Tucking into a salad could slash a woman's chance of developing PMTEating foods high in non-heme iron could cut PMS risk by 40 per cent, according to American researchersThis could be because iron is involved in serotonin production and serotonin regulates mood
Eating too much iron can be very harmful
13:10 GMT, 27 February 2013
13:22 GMT, 27 February 2013
Women who eat plenty of leafy green vegetables could cut their risk of pre-menstrual syndrome by up to 40 per cent, according to researchers.
The scientists were investigating the effects of non-heme iron, which is the type typically found in plant foods.
They found over a 10 year period the women who consumed the most of this mineral in their diets had the lowest chance of developing PMS.
Women who eat plenty of leafy green vegetables could cut their risk of pre-menstrual syndrome by up to 40 per cent
The team based at the University of Massachusetts and at Harvard, believe this is because the iron is involved in the
production of serotonin, a chemical that helps to regulate mood.
PMS is the name given to the various symptoms that can occur in the two weeks before a woman's monthly period. These include fluid retention, breast tenderness, mood swings, feeling irritable and loss of interest in sex.
The study, which is one of the first to evaluate whether mineral intake is associated with PMS development, looked at 3,000 women.
All of the women who took part were free from PMS symptoms at the start of the study.
They completed food frequency questionnaires throughout the 10 year trial at the end of which 1,057 women were diagnosed with PMS while 1,968 remained symptom free.
The researchers, who published their findings in the American Journal of Epidemiology, found that the women who ate the most non-heme iron were much less likely to develop the condition.
WHICH FOODS ARE RICH IN NON-HEME IRON
Dark, leafy greens
Iron enriched cereals
Beans, lentils and chick peas
Broccoli and green beans
Senior author Dr Elizabeth Bertone-Johnson said: ‘Our findings need to be replicated in other studies.
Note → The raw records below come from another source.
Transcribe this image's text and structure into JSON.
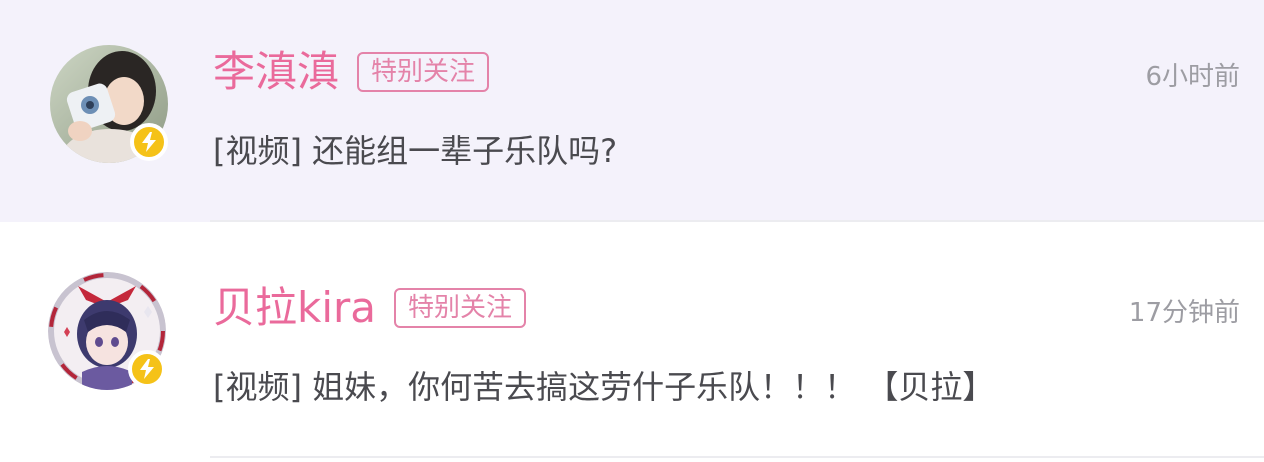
{
  "conversations": [
    {
      "name": "李滇滇",
      "tag": "特别关注",
      "time": "6小时前",
      "message": "[视频] 还能组一辈子乐队吗?"
    },
    {
      "name": "贝拉kira",
      "tag": "特别关注",
      "time": "17分钟前",
      "message": "[视频] 姐妹，你何苦去搞这劳什子乐队！！！ 【贝拉】"
    }
  ],
  "colors": {
    "name": "#ea6a9b",
    "tag": "#e483a9",
    "time": "#9d9da3",
    "message": "#4a4a4f",
    "highlight_row": "#f4f2fb",
    "badge": "#f5c218"
  },
  "icons": {
    "avatar_badge": "lightning-bolt-icon"
  }
}
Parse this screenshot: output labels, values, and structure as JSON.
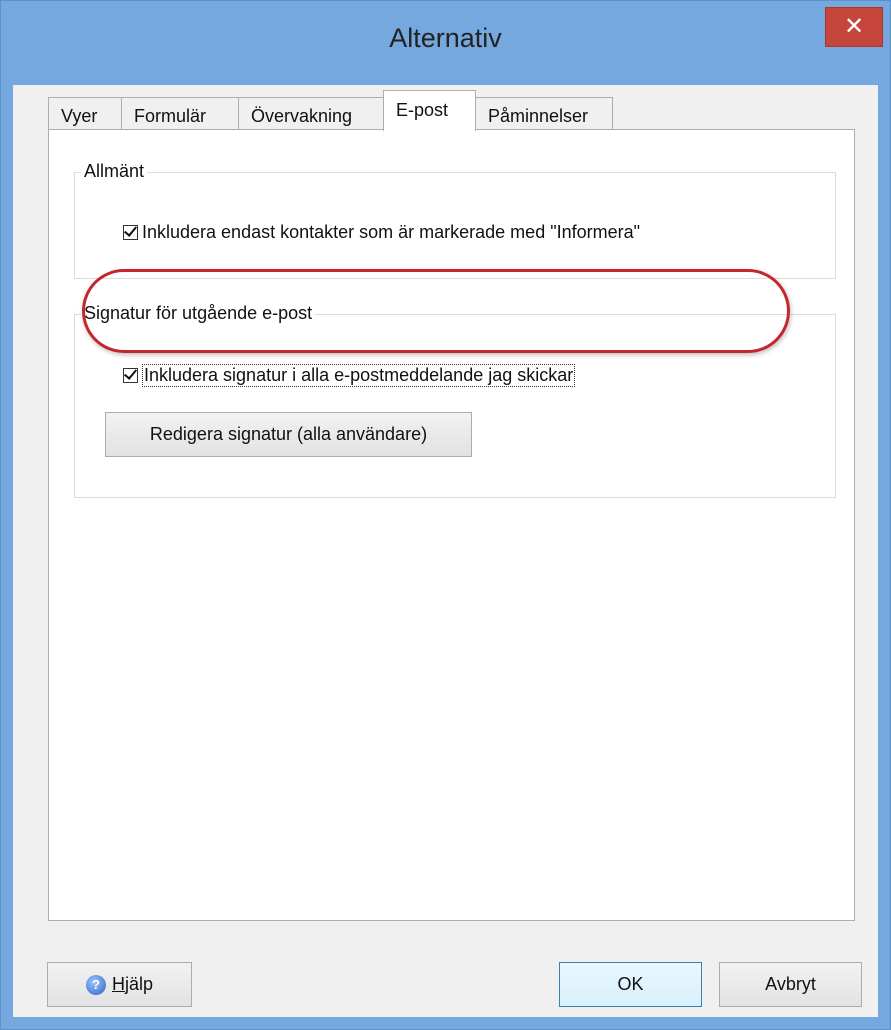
{
  "window": {
    "title": "Alternativ",
    "close_glyph": "✕",
    "accent": "#75a8de"
  },
  "tabs": [
    {
      "label": "Vyer",
      "active": false
    },
    {
      "label": "Formulär",
      "active": false
    },
    {
      "label": "Övervakning",
      "active": false
    },
    {
      "label": "E-post",
      "active": true
    },
    {
      "label": "Påminnelser",
      "active": false
    }
  ],
  "general_group": {
    "title": "Allmänt",
    "checkbox_label": "Inkludera endast kontakter som är markerade med \"Informera\"",
    "checked": true
  },
  "signature_group": {
    "title": "Signatur för utgående e-post",
    "checkbox_label": "Inkludera signatur i alla e-postmeddelande jag skickar",
    "checked": true,
    "edit_button_label": "Redigera signatur (alla användare)"
  },
  "footer": {
    "help": {
      "icon": "help-icon",
      "mnemonic": "H",
      "rest": "jälp"
    },
    "ok_label": "OK",
    "cancel_label": "Avbryt"
  },
  "annotation": {
    "color": "#c4262e"
  }
}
However, women at risk of PMS should make sure they are meeting the RDA for non-heme iron and zinc.
‘The level of iron intake at which we saw a lower risk of PMS, roughly greater than 20mg per day, is higher than the current recommended daily allowance for iron for premenopausal women, which is 18 mg per day.
‘However, as high iron intake may have adverse health consequences, women should avoid consuming more than the tolerable upper intake level of 45mg per day unless otherwise recommended by a physician.’
Excessive consumption of iron can, in some people, cause hemochromatosis which occurs when, over many years, iron builds up in organ tissue.
In its most serious form the condition can cause diabetes, liver cancer, arthritis and heart failure.